A metric space $(M,d)$ is *doubling* if there exists $n$ such that every ball of radius $r$ can be covered by $n$ balls of radius $r/2$, for all $r$. For which f.g. groups $G$ and finite symmetric generating sets $S$, is $\mathrm{Cay}(G, S)$ doubling under the path metric? Groups like this have polynomial growth, so they are virtually nilpotent by Gromov's theorem.

So which virtually nilpotent groups are doubling, and for which generating sets? All, I suppose, but I got cold feet trying to do it, it seemed quite difficult straight from the definitions and I don't really know the Lie group stuff well enough.

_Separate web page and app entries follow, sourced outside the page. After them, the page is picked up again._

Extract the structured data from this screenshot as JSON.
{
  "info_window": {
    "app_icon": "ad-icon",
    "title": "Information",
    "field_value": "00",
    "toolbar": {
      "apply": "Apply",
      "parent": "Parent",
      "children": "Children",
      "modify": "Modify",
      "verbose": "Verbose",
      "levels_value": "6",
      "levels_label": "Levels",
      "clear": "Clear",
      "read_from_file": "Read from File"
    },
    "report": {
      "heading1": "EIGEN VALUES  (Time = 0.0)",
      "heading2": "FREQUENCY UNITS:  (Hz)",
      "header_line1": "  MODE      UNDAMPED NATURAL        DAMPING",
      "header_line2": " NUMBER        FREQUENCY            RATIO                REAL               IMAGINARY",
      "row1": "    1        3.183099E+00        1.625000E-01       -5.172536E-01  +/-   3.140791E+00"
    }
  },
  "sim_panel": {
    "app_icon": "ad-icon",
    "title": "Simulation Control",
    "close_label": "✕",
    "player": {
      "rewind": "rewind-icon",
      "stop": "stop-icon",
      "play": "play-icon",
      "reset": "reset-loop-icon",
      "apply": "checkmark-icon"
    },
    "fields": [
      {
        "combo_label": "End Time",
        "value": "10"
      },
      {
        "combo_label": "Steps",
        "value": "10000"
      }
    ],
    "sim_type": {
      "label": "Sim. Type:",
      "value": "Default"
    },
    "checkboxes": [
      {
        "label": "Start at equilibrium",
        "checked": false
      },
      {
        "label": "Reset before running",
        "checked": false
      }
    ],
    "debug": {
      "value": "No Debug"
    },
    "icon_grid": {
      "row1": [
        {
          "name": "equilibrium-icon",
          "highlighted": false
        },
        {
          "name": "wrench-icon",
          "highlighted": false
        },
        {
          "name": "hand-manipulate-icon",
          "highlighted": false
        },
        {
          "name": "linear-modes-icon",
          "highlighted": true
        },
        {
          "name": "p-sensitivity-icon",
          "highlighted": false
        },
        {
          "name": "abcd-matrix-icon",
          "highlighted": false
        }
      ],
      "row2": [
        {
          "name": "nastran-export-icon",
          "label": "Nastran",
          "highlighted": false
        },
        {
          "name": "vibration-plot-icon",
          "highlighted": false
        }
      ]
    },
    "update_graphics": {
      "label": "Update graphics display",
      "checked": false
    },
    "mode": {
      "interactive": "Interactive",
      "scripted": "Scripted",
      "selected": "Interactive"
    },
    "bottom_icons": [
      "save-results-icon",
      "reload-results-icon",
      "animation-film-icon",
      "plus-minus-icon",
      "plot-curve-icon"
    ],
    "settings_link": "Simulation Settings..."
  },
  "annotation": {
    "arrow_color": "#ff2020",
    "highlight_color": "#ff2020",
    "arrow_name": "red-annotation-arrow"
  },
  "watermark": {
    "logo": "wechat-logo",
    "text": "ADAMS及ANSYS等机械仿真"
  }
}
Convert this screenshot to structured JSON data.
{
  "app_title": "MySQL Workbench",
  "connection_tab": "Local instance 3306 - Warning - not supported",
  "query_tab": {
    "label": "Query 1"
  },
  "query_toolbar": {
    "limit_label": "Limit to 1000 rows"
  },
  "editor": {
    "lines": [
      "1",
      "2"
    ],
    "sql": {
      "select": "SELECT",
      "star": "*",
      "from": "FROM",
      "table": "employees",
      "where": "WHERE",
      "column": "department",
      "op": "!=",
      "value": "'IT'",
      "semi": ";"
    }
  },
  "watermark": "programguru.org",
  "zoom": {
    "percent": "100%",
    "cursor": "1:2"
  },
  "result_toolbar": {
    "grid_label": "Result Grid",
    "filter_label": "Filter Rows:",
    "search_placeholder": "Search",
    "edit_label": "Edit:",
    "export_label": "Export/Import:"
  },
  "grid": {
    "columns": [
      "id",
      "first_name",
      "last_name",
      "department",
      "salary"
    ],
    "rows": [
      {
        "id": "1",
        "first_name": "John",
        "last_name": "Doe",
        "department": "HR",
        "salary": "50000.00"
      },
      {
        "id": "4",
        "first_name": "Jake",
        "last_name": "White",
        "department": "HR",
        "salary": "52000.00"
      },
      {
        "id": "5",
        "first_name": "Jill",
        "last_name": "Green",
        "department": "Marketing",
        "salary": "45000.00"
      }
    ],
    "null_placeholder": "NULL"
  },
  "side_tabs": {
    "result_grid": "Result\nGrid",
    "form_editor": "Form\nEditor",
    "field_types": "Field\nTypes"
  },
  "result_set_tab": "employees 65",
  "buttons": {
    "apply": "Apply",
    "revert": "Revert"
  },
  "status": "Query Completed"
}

If $S$ is a finite symmetric generating set for a group $G$, is $\mathrm{Cay}(G, S)$ doubling precisely when $G$ is virtually nilpotent?

I'll note that in general (undirected) graphs, doubling implies polynomial growth, but not the other way around, consider for example the comb graph with vertices $\mathbb{Z} \times \mathbb{N}$ and edges $\{\{(m,n), (m,n+1)\}, \{(m,0), (m+1,0)\} \;|\; m \in \mathbb{Z}, n \in \mathbb{N}\}$. But could be true for vertex-transitive graphs.